__What to do__.
Whatever lines the data contains, output all of them unchanged.

__Material for this task__.
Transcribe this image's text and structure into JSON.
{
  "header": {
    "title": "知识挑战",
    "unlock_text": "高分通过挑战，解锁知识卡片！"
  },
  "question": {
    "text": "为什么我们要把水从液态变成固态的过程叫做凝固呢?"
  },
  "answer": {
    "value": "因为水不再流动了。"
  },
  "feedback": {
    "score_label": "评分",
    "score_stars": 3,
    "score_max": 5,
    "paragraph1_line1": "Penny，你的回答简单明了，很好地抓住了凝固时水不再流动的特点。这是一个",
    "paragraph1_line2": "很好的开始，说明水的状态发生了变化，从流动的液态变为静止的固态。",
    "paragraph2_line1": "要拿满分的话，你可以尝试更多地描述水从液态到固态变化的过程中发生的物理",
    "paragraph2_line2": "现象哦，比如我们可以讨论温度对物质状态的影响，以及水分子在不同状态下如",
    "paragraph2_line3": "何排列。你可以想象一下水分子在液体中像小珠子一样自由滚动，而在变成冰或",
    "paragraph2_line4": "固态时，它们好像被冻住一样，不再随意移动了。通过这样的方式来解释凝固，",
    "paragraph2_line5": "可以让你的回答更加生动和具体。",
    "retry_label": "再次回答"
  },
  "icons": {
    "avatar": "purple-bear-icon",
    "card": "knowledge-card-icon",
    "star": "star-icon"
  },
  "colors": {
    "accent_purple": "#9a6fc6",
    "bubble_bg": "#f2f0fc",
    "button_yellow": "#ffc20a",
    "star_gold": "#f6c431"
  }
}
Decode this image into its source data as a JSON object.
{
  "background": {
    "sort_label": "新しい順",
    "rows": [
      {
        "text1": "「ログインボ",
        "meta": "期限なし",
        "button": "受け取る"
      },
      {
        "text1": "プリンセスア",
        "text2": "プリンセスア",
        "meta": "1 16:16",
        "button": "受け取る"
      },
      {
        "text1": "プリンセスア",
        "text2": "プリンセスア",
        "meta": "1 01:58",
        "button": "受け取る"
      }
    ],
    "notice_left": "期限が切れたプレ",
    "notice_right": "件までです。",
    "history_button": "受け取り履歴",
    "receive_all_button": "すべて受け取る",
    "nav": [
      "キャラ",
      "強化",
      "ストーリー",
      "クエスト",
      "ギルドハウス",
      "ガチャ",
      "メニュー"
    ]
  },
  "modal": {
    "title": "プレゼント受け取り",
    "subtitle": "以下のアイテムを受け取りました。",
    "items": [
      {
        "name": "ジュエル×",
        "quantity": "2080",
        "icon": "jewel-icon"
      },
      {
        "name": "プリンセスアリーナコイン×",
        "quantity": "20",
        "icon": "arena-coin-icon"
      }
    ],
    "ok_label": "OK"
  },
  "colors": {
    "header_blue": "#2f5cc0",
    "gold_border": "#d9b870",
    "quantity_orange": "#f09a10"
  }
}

__Your response__.
Transcribe this image's text and structure into JSON.
{
  "header": {
    "title": "知识挑战",
    "unlock_text": "高分通过挑战，解锁知识卡片！"
  },
  "question": {
    "text": "为什么我们要把水从液态变成固态的过程叫做凝固呢?"
  },
  "answer": {
    "value": "因为水不再流动了。"
  },
  "feedback": {
    "score_label": "评分",
    "score_stars": 3,
    "score_max": 5,
    "paragraph1_line1": "Penny，你的回答简单明了，很好地抓住了凝固时水不再流动的特点。这是一个",
    "paragraph1_line2": "很好的开始，说明水的状态发生了变化，从流动的液态变为静止的固态。",
    "paragraph2_line1": "要拿满分的话，你可以尝试更多地描述水从液态到固态变化的过程中发生的物理",
    "paragraph2_line2": "现象哦，比如我们可以讨论温度对物质状态的影响，以及水分子在不同状态下如",
    "paragraph2_line3": "何排列。你可以想象一下水分子在液体中像小珠子一样自由滚动，而在变成冰或",
    "paragraph2_line4": "固态时，它们好像被冻住一样，不再随意移动了。通过这样的方式来解释凝固，",
    "paragraph2_line5": "可以让你的回答更加生动和具体。",
    "retry_label": "再次回答"
  },
  "icons": {
    "avatar": "purple-bear-icon",
    "card": "knowledge-card-icon",
    "star": "star-icon"
  },
  "colors": {
    "accent_purple": "#9a6fc6",
    "bubble_bg": "#f2f0fc",
    "button_yellow": "#ffc20a",
    "star_gold": "#f6c431"
  }
}
Decode this image into its source data as a JSON object.
{
  "background": {
    "sort_label": "新しい順",
    "rows": [
      {
        "text1": "「ログインボ",
        "meta": "期限なし",
        "button": "受け取る"
      },
      {
        "text1": "プリンセスア",
        "text2": "プリンセスア",
        "meta": "1 16:16",
        "button": "受け取る"
      },
      {
        "text1": "プリンセスア",
        "text2": "プリンセスア",
        "meta": "1 01:58",
        "button": "受け取る"
      }
    ],
    "notice_left": "期限が切れたプレ",
    "notice_right": "件までです。",
    "history_button": "受け取り履歴",
    "receive_all_button": "すべて受け取る",
    "nav": [
      "キャラ",
      "強化",
      "ストーリー",
      "クエスト",
      "ギルドハウス",
      "ガチャ",
      "メニュー"
    ]
  },
  "modal": {
    "title": "プレゼント受け取り",
    "subtitle": "以下のアイテムを受け取りました。",
    "items": [
      {
        "name": "ジュエル×",
        "quantity": "2080",
        "icon": "jewel-icon"
      },
      {
        "name": "プリンセスアリーナコイン×",
        "quantity": "20",
        "icon": "arena-coin-icon"
      }
    ],
    "ok_label": "OK"
  },
  "colors": {
    "header_blue": "#2f5cc0",
    "gold_border": "#d9b870",
    "quantity_orange": "#f09a10"
  }
}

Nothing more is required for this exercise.